Website and app data records:
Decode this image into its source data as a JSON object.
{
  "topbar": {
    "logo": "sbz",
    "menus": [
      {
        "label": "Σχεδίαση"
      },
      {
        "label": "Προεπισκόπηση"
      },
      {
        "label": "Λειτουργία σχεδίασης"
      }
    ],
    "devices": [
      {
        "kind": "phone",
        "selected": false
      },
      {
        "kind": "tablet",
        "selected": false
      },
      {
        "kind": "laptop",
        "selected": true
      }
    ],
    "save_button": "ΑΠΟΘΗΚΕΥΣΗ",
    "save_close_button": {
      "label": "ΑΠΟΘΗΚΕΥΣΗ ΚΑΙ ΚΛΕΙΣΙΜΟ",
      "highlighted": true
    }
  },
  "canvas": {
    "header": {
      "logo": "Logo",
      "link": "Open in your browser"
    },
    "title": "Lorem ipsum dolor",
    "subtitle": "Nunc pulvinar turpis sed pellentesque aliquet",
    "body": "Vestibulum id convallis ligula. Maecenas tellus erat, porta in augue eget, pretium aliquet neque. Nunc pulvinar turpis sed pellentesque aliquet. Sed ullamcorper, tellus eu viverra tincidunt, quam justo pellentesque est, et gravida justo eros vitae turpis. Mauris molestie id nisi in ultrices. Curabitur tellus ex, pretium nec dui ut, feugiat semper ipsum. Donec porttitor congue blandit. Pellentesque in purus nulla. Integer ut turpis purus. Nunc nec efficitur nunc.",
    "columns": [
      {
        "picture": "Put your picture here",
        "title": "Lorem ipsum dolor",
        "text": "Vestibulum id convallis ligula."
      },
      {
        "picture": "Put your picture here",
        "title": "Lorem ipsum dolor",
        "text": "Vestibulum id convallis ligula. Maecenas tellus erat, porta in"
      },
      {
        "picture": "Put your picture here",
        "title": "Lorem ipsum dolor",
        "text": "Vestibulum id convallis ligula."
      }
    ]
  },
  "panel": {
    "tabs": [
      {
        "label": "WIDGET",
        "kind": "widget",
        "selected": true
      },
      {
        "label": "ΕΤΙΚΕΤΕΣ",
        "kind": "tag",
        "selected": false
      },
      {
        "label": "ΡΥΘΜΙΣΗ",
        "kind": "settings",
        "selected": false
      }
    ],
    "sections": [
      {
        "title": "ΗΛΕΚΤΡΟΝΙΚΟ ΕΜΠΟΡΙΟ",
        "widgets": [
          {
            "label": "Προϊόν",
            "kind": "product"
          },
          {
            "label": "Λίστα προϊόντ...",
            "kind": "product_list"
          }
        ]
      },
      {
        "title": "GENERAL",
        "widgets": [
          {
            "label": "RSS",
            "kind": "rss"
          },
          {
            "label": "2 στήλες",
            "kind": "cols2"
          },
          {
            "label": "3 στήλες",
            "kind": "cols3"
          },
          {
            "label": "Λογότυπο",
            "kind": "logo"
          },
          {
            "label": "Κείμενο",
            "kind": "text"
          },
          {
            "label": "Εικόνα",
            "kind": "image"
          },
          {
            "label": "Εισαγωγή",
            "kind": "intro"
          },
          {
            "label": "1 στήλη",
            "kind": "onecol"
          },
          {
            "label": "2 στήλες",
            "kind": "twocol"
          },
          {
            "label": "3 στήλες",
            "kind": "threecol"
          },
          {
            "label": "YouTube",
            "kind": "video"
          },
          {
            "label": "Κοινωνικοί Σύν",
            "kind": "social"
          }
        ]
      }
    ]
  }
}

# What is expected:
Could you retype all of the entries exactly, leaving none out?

# Answer to the problem:
Decode this image into its source data as a JSON object.
{
  "topbar": {
    "logo": "sbz",
    "menus": [
      {
        "label": "Σχεδίαση"
      },
      {
        "label": "Προεπισκόπηση"
      },
      {
        "label": "Λειτουργία σχεδίασης"
      }
    ],
    "devices": [
      {
        "kind": "phone",
        "selected": false
      },
      {
        "kind": "tablet",
        "selected": false
      },
      {
        "kind": "laptop",
        "selected": true
      }
    ],
    "save_button": "ΑΠΟΘΗΚΕΥΣΗ",
    "save_close_button": {
      "label": "ΑΠΟΘΗΚΕΥΣΗ ΚΑΙ ΚΛΕΙΣΙΜΟ",
      "highlighted": true
    }
  },
  "canvas": {
    "header": {
      "logo": "Logo",
      "link": "Open in your browser"
    },
    "title": "Lorem ipsum dolor",
    "subtitle": "Nunc pulvinar turpis sed pellentesque aliquet",
    "body": "Vestibulum id convallis ligula. Maecenas tellus erat, porta in augue eget, pretium aliquet neque. Nunc pulvinar turpis sed pellentesque aliquet. Sed ullamcorper, tellus eu viverra tincidunt, quam justo pellentesque est, et gravida justo eros vitae turpis. Mauris molestie id nisi in ultrices. Curabitur tellus ex, pretium nec dui ut, feugiat semper ipsum. Donec porttitor congue blandit. Pellentesque in purus nulla. Integer ut turpis purus. Nunc nec efficitur nunc.",
    "columns": [
      {
        "picture": "Put your picture here",
        "title": "Lorem ipsum dolor",
        "text": "Vestibulum id convallis ligula."
      },
      {
        "picture": "Put your picture here",
        "title": "Lorem ipsum dolor",
        "text": "Vestibulum id convallis ligula. Maecenas tellus erat, porta in"
      },
      {
        "picture": "Put your picture here",
        "title": "Lorem ipsum dolor",
        "text": "Vestibulum id convallis ligula."
      }
    ]
  },
  "panel": {
    "tabs": [
      {
        "label": "WIDGET",
        "kind": "widget",
        "selected": true
      },
      {
        "label": "ΕΤΙΚΕΤΕΣ",
        "kind": "tag",
        "selected": false
      },
      {
        "label": "ΡΥΘΜΙΣΗ",
        "kind": "settings",
        "selected": false
      }
    ],
    "sections": [
      {
        "title": "ΗΛΕΚΤΡΟΝΙΚΟ ΕΜΠΟΡΙΟ",
        "widgets": [
          {
            "label": "Προϊόν",
            "kind": "product"
          },
          {
            "label": "Λίστα προϊόντ...",
            "kind": "product_list"
          }
        ]
      },
      {
        "title": "GENERAL",
        "widgets": [
          {
            "label": "RSS",
            "kind": "rss"
          },
          {
            "label": "2 στήλες",
            "kind": "cols2"
          },
          {
            "label": "3 στήλες",
            "kind": "cols3"
          },
          {
            "label": "Λογότυπο",
            "kind": "logo"
          },
          {
            "label": "Κείμενο",
            "kind": "text"
          },
          {
            "label": "Εικόνα",
            "kind": "image"
          },
          {
            "label": "Εισαγωγή",
            "kind": "intro"
          },
          {
            "label": "1 στήλη",
            "kind": "onecol"
          },
          {
            "label": "2 στήλες",
            "kind": "twocol"
          },
          {
            "label": "3 στήλες",
            "kind": "threecol"
          },
          {
            "label": "YouTube",
            "kind": "video"
          },
          {
            "label": "Κοινωνικοί Σύν",
            "kind": "social"
          }
        ]
      }
    ]
  }
}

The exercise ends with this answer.